Interesting research paper topics on this theme could involve the difficulties in translating a cerebral work, or a work that is dominantly about language, into a different medium.
Science as a process
In her January 25, 2017, Thrillist article, “I’m a scientist, and ‘Arrival’ is the greatest science movie of all time,” Lauren Sherman explained how frustrating it can be for science to be depicted as finite and splashy, rather than ongoing and typically quiet. For her, Arrival showed a more realistic view of what science—through the lens of the social scientist and linguist played by Amy Adams—is like. “Louise never flips from professorship to sci-minded MacGyver. Like many other social scientists, she studies. She classifies. She translates,” Sherman described. She also noted that dealing with the hard-to-understand answer from the aliens is how science typically works as well: “The more you know, the more you realize you are just scratching the surface. It’s never done and finished, especially when it comes to the stuff that keeps evolving, like people and brains and language.”
Though Amy Adams was not herself nominated for the role in the Academy Awards, the film garnered several other nominations, showing that the story resonated with the Academy and audiences. Adams herself commented on how delighted she was to be portraying Banks. In an interview with the News Sentinel, “Emotional Core of ‘Arrival’ Attracted Amy Adams to Film,” published November 11, 2016, Adams explained, “Anytime you get a character that is as well developed and emotionally vulnerable and yet intellectual with the strength of character, that’s a real gift as an actress. It’s a gift because it’s a reflection of what women are to me.”
Research paper topics on depictions of science, scientists or women in film could all draw on Arrival as a starting point, or as a marker of how Hollywood is performing in those areas.

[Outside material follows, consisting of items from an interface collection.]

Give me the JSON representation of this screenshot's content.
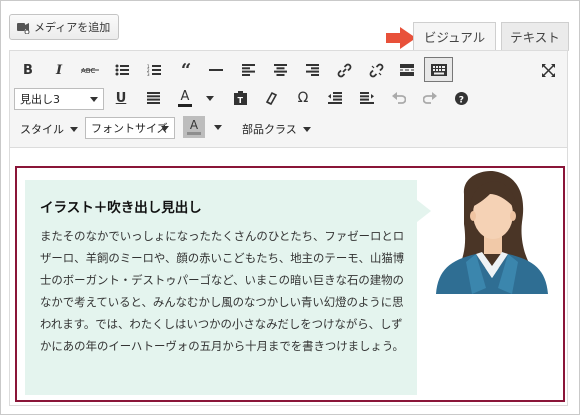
{
  "toolbar": {
    "add_media_label": "メディアを追加",
    "format_select": "見出し3",
    "style_menu": "スタイル",
    "fontsize_select": "フォントサイズ",
    "parts_class_menu": "部品クラス"
  },
  "tabs": {
    "visual": "ビジュアル",
    "text": "テキスト"
  },
  "content": {
    "heading": "イラスト＋吹き出し見出し",
    "body": "またそのなかでいっしょになったたくさんのひとたち、ファゼーロとロザーロ、羊飼のミーロや、顔の赤いこどもたち、地主のテーモ、山猫博士のボーガント・デストゥパーゴなど、いまこの暗い巨きな石の建物のなかで考えていると、みんなむかし風のなつかしい青い幻燈のように思われます。では、わたくしはいつかの小さなみだしをつけながら、しずかにあの年のイーハトーヴォの五月から十月までを書きつけましょう。"
  },
  "colors": {
    "callout_border": "#8a1538",
    "bubble_bg": "#e4f4ee",
    "arrow": "#e8513a",
    "avatar_jacket": "#2f6e93"
  }
}
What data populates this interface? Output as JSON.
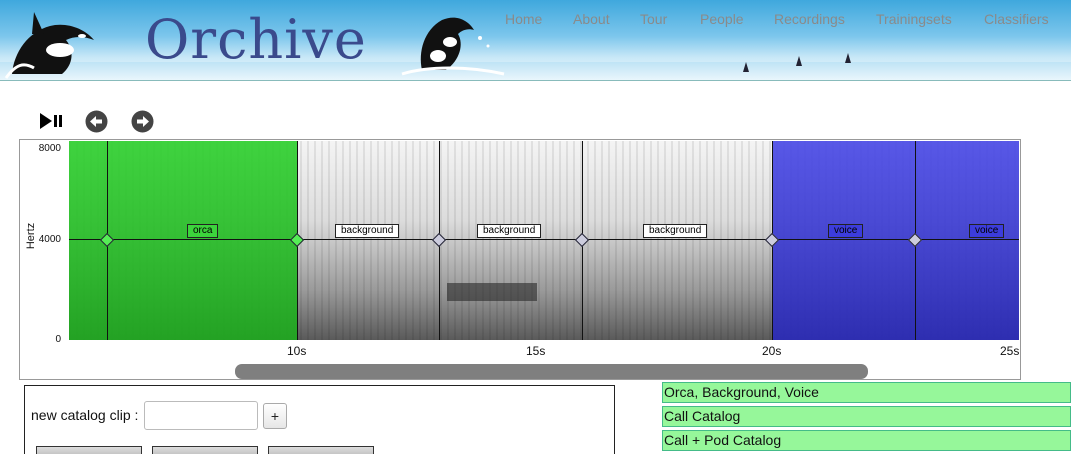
{
  "header": {
    "logo_text": "Orchive",
    "nav": [
      {
        "label": "Home"
      },
      {
        "label": "About"
      },
      {
        "label": "Tour"
      },
      {
        "label": "People"
      },
      {
        "label": "Recordings"
      },
      {
        "label": "Trainingsets"
      },
      {
        "label": "Classifiers"
      }
    ]
  },
  "controls": {
    "play_pause_icon": "play-pause-icon",
    "back_icon": "arrow-left-circle-icon",
    "forward_icon": "arrow-right-circle-icon"
  },
  "spectrogram": {
    "y_axis_label": "Hertz",
    "y_ticks": [
      "8000",
      "4000",
      "0"
    ],
    "x_ticks": [
      "10s",
      "15s",
      "20s",
      "25s"
    ],
    "segments": [
      {
        "label": "orca",
        "color": "#3cd43c"
      },
      {
        "label": "background",
        "color": "#ffffff"
      },
      {
        "label": "background",
        "color": "#ffffff"
      },
      {
        "label": "background",
        "color": "#ffffff"
      },
      {
        "label": "voice",
        "color": "#3c3cdc"
      },
      {
        "label": "voice",
        "color": "#3c3cdc"
      }
    ]
  },
  "clip_panel": {
    "label": "new catalog clip :",
    "input_value": "",
    "add_label": "+"
  },
  "catalogs": [
    {
      "label": "Orca, Background, Voice"
    },
    {
      "label": "Call Catalog"
    },
    {
      "label": "Call + Pod Catalog"
    }
  ]
}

Do you think Arrival showed good science before its third act twist? Tell us in the comments.